++++ INPUT

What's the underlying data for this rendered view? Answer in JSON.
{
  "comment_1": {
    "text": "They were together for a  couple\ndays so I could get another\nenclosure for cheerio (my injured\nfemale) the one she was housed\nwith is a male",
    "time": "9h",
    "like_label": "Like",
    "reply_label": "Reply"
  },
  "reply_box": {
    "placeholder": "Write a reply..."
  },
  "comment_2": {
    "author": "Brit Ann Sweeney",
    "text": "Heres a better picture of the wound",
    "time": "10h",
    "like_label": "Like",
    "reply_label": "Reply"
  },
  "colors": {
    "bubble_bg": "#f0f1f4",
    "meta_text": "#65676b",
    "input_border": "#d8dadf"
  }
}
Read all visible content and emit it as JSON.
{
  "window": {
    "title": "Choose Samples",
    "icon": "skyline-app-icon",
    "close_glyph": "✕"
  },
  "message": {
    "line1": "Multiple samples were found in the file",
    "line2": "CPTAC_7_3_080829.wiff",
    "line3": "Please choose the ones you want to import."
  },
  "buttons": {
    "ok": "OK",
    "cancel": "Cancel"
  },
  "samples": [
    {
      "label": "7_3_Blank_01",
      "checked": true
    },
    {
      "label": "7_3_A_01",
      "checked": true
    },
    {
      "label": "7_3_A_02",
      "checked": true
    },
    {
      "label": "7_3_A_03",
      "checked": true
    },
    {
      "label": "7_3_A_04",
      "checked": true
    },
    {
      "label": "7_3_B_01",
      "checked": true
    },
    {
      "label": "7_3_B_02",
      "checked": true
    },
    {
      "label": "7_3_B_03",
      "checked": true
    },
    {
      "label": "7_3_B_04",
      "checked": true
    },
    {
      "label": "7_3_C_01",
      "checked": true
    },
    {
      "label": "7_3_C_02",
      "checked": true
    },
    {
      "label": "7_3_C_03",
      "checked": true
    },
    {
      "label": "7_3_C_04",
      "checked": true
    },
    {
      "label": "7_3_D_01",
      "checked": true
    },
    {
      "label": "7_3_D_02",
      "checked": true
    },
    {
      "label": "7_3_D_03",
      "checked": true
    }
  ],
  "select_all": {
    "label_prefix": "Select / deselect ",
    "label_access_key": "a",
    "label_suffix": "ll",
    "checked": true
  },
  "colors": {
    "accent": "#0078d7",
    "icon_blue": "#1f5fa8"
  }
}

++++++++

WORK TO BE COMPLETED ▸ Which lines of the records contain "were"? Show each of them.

RESPONSE ▸
    "text": "They were together for a  couple\ndays so I could get another\nenclosure for cheerio (my injured\nfemale) the one she was housed\nwith is a male",
    "line1": "Multiple samples were found in the file",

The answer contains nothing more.